Colostrum For Your Pets Health
Colostrum is the “first milk” produced by mammals in the first 24-48 hours immediately after giving birth. It is full of anti-bodies and growth-factors. Colostrum also contains a large amount of a valuable iron-binding protein called lactoferrin. Actually, you can find lactoferrin in all bodily fluids, such as: the regular milk produced by the mother after giving birth, fluids in the eyes, nose, respiratory tract, intestines, etc. However, colostrum contains seven times the amount of lactoferrin. As a matter of fact, colostrum contains 875 mg per 4 ounces compared to regular breast milk, which only has 125 mg of lactoferrin per 4 ounces.
So, what’s so special about lactoferrin? Well, because of its unique affinity to iron, it helps to regulate the absorption of iron in the intestine and deliver iron to the cells. There are many strains of pathogens that need an iron-rich environment to reproduce. Lactoferrin limits the availability of iron to bacteria in the intestines, allowing only the beneficial bacteria to thrive.
For medicinal purposes sometimes lactoferrin is separated from the colostrum and is used for treating stomach and intestinal ulcers, diarrhea, leaky-gut syndrome, and hepatitis C. It is also used as an antioxidant and to protect against bacterial, fungi, and viral infections. Other uses include stimulating the immune defense system, preventing tissue damage related to aging, promoting healthy intestinal bacteria, preventing cancer. Lactoferrin also seems to be involved with regulation of bone marrow function (myelopoiesis). It also seems to protect against bacterial infection, possibly by preventing the growth of bacteria by depriving them of essential nutrients or by killing bacteria by destroying their cell walls. Therefore, lactoferrin contained in mother’s milk is credited with helping to protect breast-fed infants against bacterial infections.
In industrial agriculture, lactoferrin is used to kill bacteria during meat processing.
What Other Good Stuff Is In Colostrum?
Pasture-fed cows produce colostrum that contain immunoglobulins which are specific to many human (and animals) pathogens, including Escherichia coli, Cryptosporidium parvum, Shigella flexneri, Salmonella, Staphylococcus, and rotavirus (which causes diarrhea in infants). Before there were antibiotics or sulfur drugs, colostrum was the main source of immunoglobulins used to fight infections. And, for thousands of years since the cow was first domesticated, the Ayurvedic physicians and the Rishis of India have been using colostrum for medicinal purposes.
Thanks to the over-use of modern antibiotic drugs there is now an emergence of antibiotic-resistance pathogens. Our only hope now may be to fight infection with the rediscovery of natural remedies.
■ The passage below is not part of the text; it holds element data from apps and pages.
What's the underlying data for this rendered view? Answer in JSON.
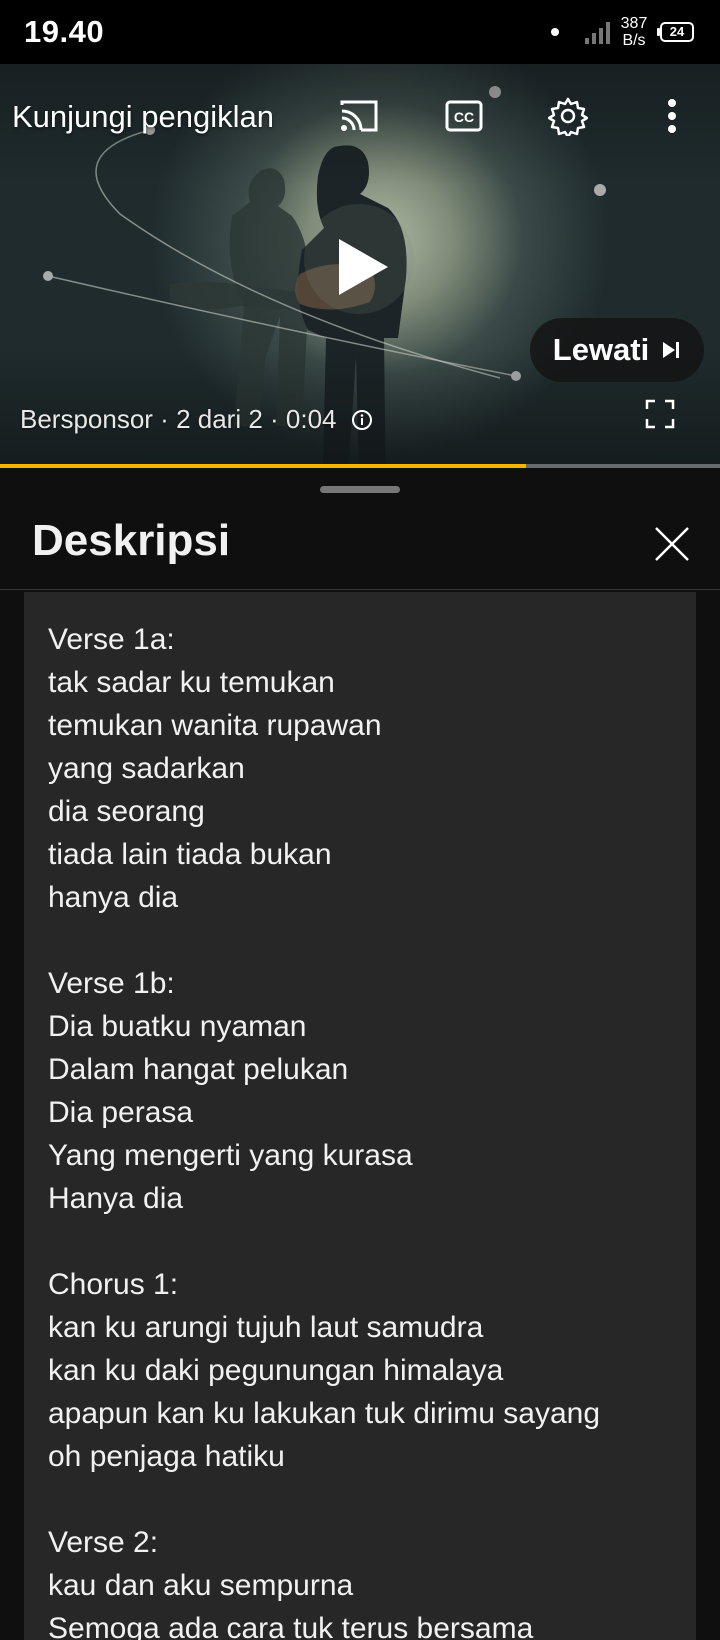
{
  "status_bar": {
    "time": "19.40",
    "net_speed_value": "387",
    "net_speed_unit": "B/s",
    "battery": "24"
  },
  "player": {
    "visit_advertiser": "Kunjungi pengiklan",
    "skip_label": "Lewati",
    "sponsor_text": "Bersponsor · 2 dari 2 · 0:04",
    "progress": 0.73,
    "icons": [
      "cast-icon",
      "captions-icon",
      "settings-gear-icon",
      "more-vert-icon",
      "play-icon",
      "skip-next-icon",
      "info-icon",
      "fullscreen-icon"
    ]
  },
  "description": {
    "title": "Deskripsi",
    "lines": [
      "Verse 1a:",
      "tak sadar ku temukan",
      "temukan wanita rupawan",
      "yang sadarkan",
      "dia seorang",
      "tiada lain tiada bukan",
      "hanya dia",
      "",
      "Verse 1b:",
      "Dia buatku nyaman",
      "Dalam hangat pelukan",
      "Dia perasa",
      "Yang mengerti yang kurasa",
      "Hanya dia",
      "",
      "Chorus 1:",
      "kan ku arungi tujuh laut samudra",
      "kan ku daki pegunungan himalaya",
      "apapun kan ku lakukan tuk dirimu sayang",
      "oh penjaga hatiku",
      "",
      "Verse 2:",
      "kau dan aku sempurna",
      "Semoga ada cara tuk terus bersama"
    ]
  },
  "colors": {
    "progress": "#f4b400",
    "sheet_bg": "#0f0f0f",
    "body_bg": "#272727"
  }
}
Douglas A. Wyatt, Founder of the Center for Nutritional Research, strongly encourages anyone suffering with allergies, gastrointestinal ailments, or other autoimmune diseases to consider supplementing with bovine colostrum. Halting and reversing autoimmune diseases depends on healing the lining of the gastrointestinal tract. Colostrum is the only substance that can close the holes in the intestinal lining. “Physicians are increasingly recognizing the importance of the gastrointestinal tract in the development of allergic or autoimmune diseases. Understanding the leaky gut phenomenon not only helps explain how allergies and autoimmune diseases develop but also helps develop safe and effective therapies to bring the body back into balance,” says Wyatt.
I often recommend colostrum for many conditions—from skin problems to gastrointestinal disturbances—that are ailing our cats and dogs these days. Look for colostrum that comes from grass-fed, antibiotic-free, hormone-free cows. It usually comes in powder form, either in capsules, or lose to sprinkle on food. Follow instructions on the label, and give in according to the animals weight.